Ivor Novello Awards 2015: Hozier wins with anti-Catholic song 'Take Me To Church' as John Whittingdale leads praise for Black Sabbath

Hozier's 'blasphemous' song takes Novello award

Singer joins Ed Sheeran and Clean Bandit in celebration of the best in British and Irish music
Tequila gold rush: The spirit has gone from a cheap shot to a multi-billion pound product

Join the tequila gold rush

The spirit has gone from a cheap shot to a multi-billion pound product
12 best statement wallpapers

12 best statement wallpapers

Make an impact and transform a room with a conversation-starting pattern
Paul Scholes column: Does David De Gea really want to leave Manchester United to fight it out for the No 1 spot at Real Madrid?

Paul Scholes column

Does David De Gea really want to leave Manchester United to fight it out for the No 1 spot at Real Madrid?
Season's finale brings the end of an era for top coaches and players across the continent

The end of an era across the continent

It's time to say farewell to Klopp, Clement, Casillas and Xavi this weekend as they move on to pastures new, reports Pete Jenson
Bin Laden documents released: Papers reveal his obsession with attacking the US and how his failure to keep up with modern jihad led to Isis

'Focus on killing American people'

Released Bin Laden documents reveal obsession with attacking United States
Life hacks: The innovations of volunteers and medical workers are helping Medécins Sans Frontières save people around the world

Medécins Sans Frontières's life hacks

The innovations of volunteers and medical workers around the world are helping the charity save people
Ireland's same-sex marriage vote: As date looms, the Irish ask - how would God vote?

Same-sex marriage

As date looms, the Irish ask - how would God vote?
The underworld is going freelance: Why The Godfather's Mafia model is no longer viable

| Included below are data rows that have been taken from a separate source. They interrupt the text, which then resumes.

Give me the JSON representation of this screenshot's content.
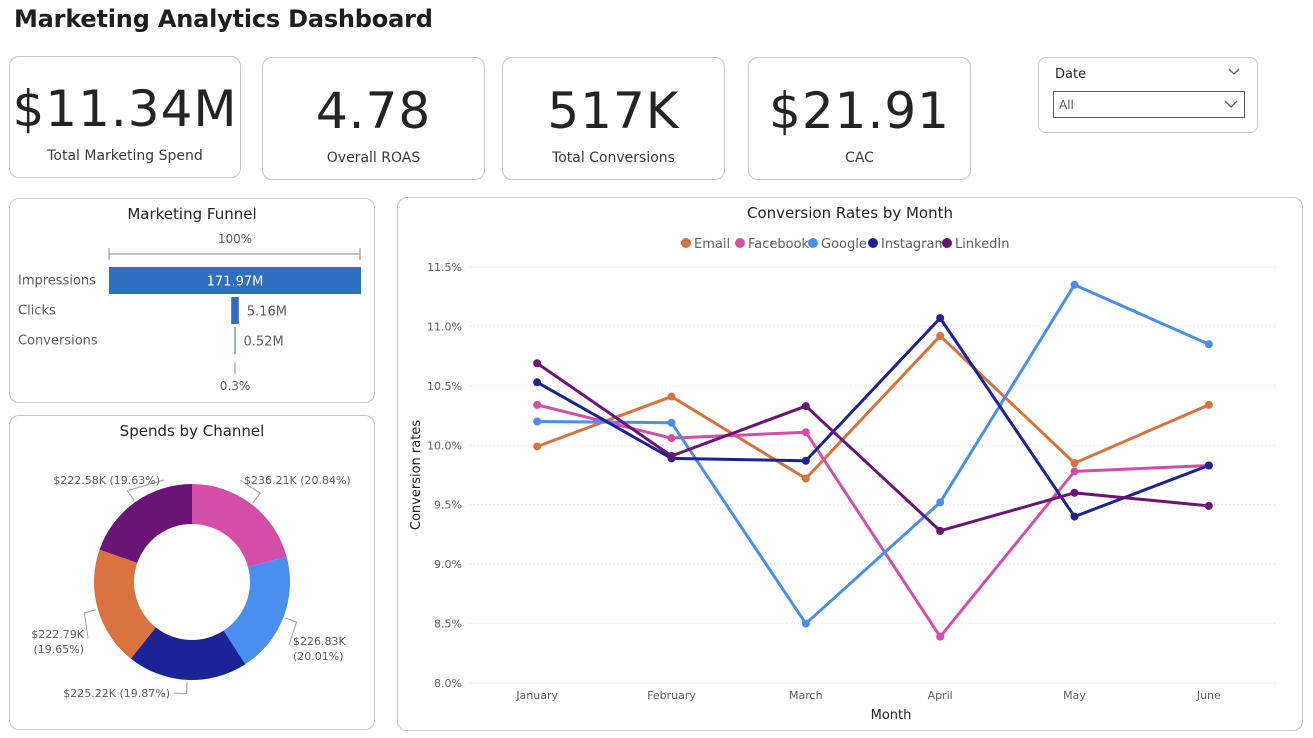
{
  "dashboard": {
    "title": "Marketing Analytics Dashboard"
  },
  "kpis": {
    "spend": {
      "value": "$11.34M",
      "label": "Total Marketing Spend"
    },
    "roas": {
      "value": "4.78",
      "label": "Overall ROAS"
    },
    "conversions": {
      "value": "517K",
      "label": "Total Conversions"
    },
    "cac": {
      "value": "$21.91",
      "label": "CAC"
    }
  },
  "slicer": {
    "title": "Date",
    "selected": "All",
    "icon": "chevron-down-icon"
  },
  "colors": {
    "Email": "#d8733f",
    "Facebook": "#d34fa7",
    "Google": "#4a8ff0",
    "Instagram": "#1c2395",
    "LinkedIn": "#6b1478",
    "funnel_bar": "#2f6fc2"
  },
  "chart_data": [
    {
      "type": "bar",
      "title": "Marketing Funnel",
      "top_label": "100%",
      "bottom_label": "0.3%",
      "categories": [
        "Impressions",
        "Clicks",
        "Conversions"
      ],
      "values": [
        171.97,
        5.16,
        0.52
      ],
      "value_labels": [
        "171.97M",
        "5.16M",
        "0.52M"
      ],
      "unit": "M"
    },
    {
      "type": "pie",
      "title": "Spends by Channel",
      "donut": true,
      "slices": [
        {
          "name": "Facebook",
          "value": 236.21,
          "label": "$236.21K (20.84%)"
        },
        {
          "name": "Google",
          "value": 226.83,
          "label": "$226.83K (20.01%)"
        },
        {
          "name": "Instagram",
          "value": 225.22,
          "label": "$225.22K (19.87%)"
        },
        {
          "name": "Email",
          "value": 222.79,
          "label": "$222.79K (19.65%)"
        },
        {
          "name": "LinkedIn",
          "value": 222.58,
          "label": "$222.58K (19.63%)"
        }
      ]
    },
    {
      "type": "line",
      "title": "Conversion Rates by Month",
      "xlabel": "Month",
      "ylabel": "Conversion rates",
      "categories": [
        "January",
        "February",
        "March",
        "April",
        "May",
        "June"
      ],
      "ylim": [
        8.0,
        11.5
      ],
      "yticks": [
        "8.0%",
        "8.5%",
        "9.0%",
        "9.5%",
        "10.0%",
        "10.5%",
        "11.0%",
        "11.5%"
      ],
      "grid": true,
      "legend": "top-center",
      "series": [
        {
          "name": "Email",
          "values": [
            9.99,
            10.41,
            9.72,
            10.92,
            9.85,
            10.34
          ]
        },
        {
          "name": "Facebook",
          "values": [
            10.34,
            10.06,
            10.11,
            8.39,
            9.78,
            9.83
          ]
        },
        {
          "name": "Google",
          "values": [
            10.2,
            10.19,
            8.5,
            9.52,
            11.35,
            10.85
          ]
        },
        {
          "name": "Instagram",
          "values": [
            10.53,
            9.89,
            9.87,
            11.07,
            9.4,
            9.83
          ]
        },
        {
          "name": "LinkedIn",
          "values": [
            10.69,
            9.91,
            10.33,
            9.28,
            9.6,
            9.49
          ]
        }
      ]
    }
  ]
}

The Mafia is going freelance

Why the underworld model depicted in The Godfather is no longer viable